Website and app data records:
+++

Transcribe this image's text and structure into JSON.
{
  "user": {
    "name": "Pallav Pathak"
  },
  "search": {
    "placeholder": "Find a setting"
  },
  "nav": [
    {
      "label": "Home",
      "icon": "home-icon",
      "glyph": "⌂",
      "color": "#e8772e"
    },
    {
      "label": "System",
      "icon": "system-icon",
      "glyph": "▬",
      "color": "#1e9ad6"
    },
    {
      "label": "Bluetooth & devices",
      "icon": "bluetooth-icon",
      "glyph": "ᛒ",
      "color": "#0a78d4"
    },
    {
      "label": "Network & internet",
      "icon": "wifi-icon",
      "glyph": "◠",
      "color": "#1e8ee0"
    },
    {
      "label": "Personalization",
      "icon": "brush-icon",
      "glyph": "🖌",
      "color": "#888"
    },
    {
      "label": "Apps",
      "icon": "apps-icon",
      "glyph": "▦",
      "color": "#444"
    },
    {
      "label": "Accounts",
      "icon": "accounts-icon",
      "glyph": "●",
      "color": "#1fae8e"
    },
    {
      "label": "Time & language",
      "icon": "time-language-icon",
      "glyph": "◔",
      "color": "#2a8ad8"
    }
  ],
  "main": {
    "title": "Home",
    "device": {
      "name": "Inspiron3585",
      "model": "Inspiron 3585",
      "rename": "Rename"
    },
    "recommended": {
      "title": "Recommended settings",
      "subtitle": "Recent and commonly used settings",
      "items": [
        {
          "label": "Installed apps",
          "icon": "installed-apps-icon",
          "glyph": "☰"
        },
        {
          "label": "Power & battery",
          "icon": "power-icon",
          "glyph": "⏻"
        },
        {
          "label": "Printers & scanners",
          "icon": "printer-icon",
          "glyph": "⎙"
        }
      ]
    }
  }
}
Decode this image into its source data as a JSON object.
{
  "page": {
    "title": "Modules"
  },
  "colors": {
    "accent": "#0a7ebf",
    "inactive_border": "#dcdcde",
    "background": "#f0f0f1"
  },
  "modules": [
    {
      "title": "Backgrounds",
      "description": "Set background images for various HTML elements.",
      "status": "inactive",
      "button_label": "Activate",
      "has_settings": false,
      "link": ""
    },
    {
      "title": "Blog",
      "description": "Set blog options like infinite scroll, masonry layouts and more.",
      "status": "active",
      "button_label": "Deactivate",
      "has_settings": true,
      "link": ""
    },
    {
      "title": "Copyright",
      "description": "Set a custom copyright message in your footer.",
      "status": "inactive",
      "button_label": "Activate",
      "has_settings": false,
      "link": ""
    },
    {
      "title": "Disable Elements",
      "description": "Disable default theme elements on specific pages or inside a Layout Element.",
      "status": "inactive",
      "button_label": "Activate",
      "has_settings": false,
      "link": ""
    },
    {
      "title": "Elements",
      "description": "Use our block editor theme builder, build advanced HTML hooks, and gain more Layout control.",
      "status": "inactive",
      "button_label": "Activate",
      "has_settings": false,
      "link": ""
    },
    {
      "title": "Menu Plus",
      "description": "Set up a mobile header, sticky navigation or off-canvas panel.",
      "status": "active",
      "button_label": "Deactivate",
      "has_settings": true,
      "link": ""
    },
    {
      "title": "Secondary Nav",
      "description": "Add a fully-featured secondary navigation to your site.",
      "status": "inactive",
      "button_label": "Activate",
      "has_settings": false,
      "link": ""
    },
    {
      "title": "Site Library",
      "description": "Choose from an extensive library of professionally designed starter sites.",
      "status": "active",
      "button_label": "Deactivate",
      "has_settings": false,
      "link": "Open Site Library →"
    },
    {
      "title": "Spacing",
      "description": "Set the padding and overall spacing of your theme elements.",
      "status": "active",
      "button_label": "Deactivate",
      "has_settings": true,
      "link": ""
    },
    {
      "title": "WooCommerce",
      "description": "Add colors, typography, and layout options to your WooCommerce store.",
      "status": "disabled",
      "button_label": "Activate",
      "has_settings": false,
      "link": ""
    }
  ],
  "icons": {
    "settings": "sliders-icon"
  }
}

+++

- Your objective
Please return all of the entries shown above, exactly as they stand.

- Reply
Transcribe this image's text and structure into JSON.
{
  "user": {
    "name": "Pallav Pathak"
  },
  "search": {
    "placeholder": "Find a setting"
  },
  "nav": [
    {
      "label": "Home",
      "icon": "home-icon",
      "glyph": "⌂",
      "color": "#e8772e"
    },
    {
      "label": "System",
      "icon": "system-icon",
      "glyph": "▬",
      "color": "#1e9ad6"
    },
    {
      "label": "Bluetooth & devices",
      "icon": "bluetooth-icon",
      "glyph": "ᛒ",
      "color": "#0a78d4"
    },
    {
      "label": "Network & internet",
      "icon": "wifi-icon",
      "glyph": "◠",
      "color": "#1e8ee0"
    },
    {
      "label": "Personalization",
      "icon": "brush-icon",
      "glyph": "🖌",
      "color": "#888"
    },
    {
      "label": "Apps",
      "icon": "apps-icon",
      "glyph": "▦",
      "color": "#444"
    },
    {
      "label": "Accounts",
      "icon": "accounts-icon",
      "glyph": "●",
      "color": "#1fae8e"
    },
    {
      "label": "Time & language",
      "icon": "time-language-icon",
      "glyph": "◔",
      "color": "#2a8ad8"
    }
  ],
  "main": {
    "title": "Home",
    "device": {
      "name": "Inspiron3585",
      "model": "Inspiron 3585",
      "rename": "Rename"
    },
    "recommended": {
      "title": "Recommended settings",
      "subtitle": "Recent and commonly used settings",
      "items": [
        {
          "label": "Installed apps",
          "icon": "installed-apps-icon",
          "glyph": "☰"
        },
        {
          "label": "Power & battery",
          "icon": "power-icon",
          "glyph": "⏻"
        },
        {
          "label": "Printers & scanners",
          "icon": "printer-icon",
          "glyph": "⎙"
        }
      ]
    }
  }
}
Decode this image into its source data as a JSON object.
{
  "page": {
    "title": "Modules"
  },
  "colors": {
    "accent": "#0a7ebf",
    "inactive_border": "#dcdcde",
    "background": "#f0f0f1"
  },
  "modules": [
    {
      "title": "Backgrounds",
      "description": "Set background images for various HTML elements.",
      "status": "inactive",
      "button_label": "Activate",
      "has_settings": false,
      "link": ""
    },
    {
      "title": "Blog",
      "description": "Set blog options like infinite scroll, masonry layouts and more.",
      "status": "active",
      "button_label": "Deactivate",
      "has_settings": true,
      "link": ""
    },
    {
      "title": "Copyright",
      "description": "Set a custom copyright message in your footer.",
      "status": "inactive",
      "button_label": "Activate",
      "has_settings": false,
      "link": ""
    },
    {
      "title": "Disable Elements",
      "description": "Disable default theme elements on specific pages or inside a Layout Element.",
      "status": "inactive",
      "button_label": "Activate",
      "has_settings": false,
      "link": ""
    },
    {
      "title": "Elements",
      "description": "Use our block editor theme builder, build advanced HTML hooks, and gain more Layout control.",
      "status": "inactive",
      "button_label": "Activate",
      "has_settings": false,
      "link": ""
    },
    {
      "title": "Menu Plus",
      "description": "Set up a mobile header, sticky navigation or off-canvas panel.",
      "status": "active",
      "button_label": "Deactivate",
      "has_settings": true,
      "link": ""
    },
    {
      "title": "Secondary Nav",
      "description": "Add a fully-featured secondary navigation to your site.",
      "status": "inactive",
      "button_label": "Activate",
      "has_settings": false,
      "link": ""
    },
    {
      "title": "Site Library",
      "description": "Choose from an extensive library of professionally designed starter sites.",
      "status": "active",
      "button_label": "Deactivate",
      "has_settings": false,
      "link": "Open Site Library →"
    },
    {
      "title": "Spacing",
      "description": "Set the padding and overall spacing of your theme elements.",
      "status": "active",
      "button_label": "Deactivate",
      "has_settings": true,
      "link": ""
    },
    {
      "title": "WooCommerce",
      "description": "Add colors, typography, and layout options to your WooCommerce store.",
      "status": "disabled",
      "button_label": "Activate",
      "has_settings": false,
      "link": ""
    }
  ],
  "icons": {
    "settings": "sliders-icon"
  }
}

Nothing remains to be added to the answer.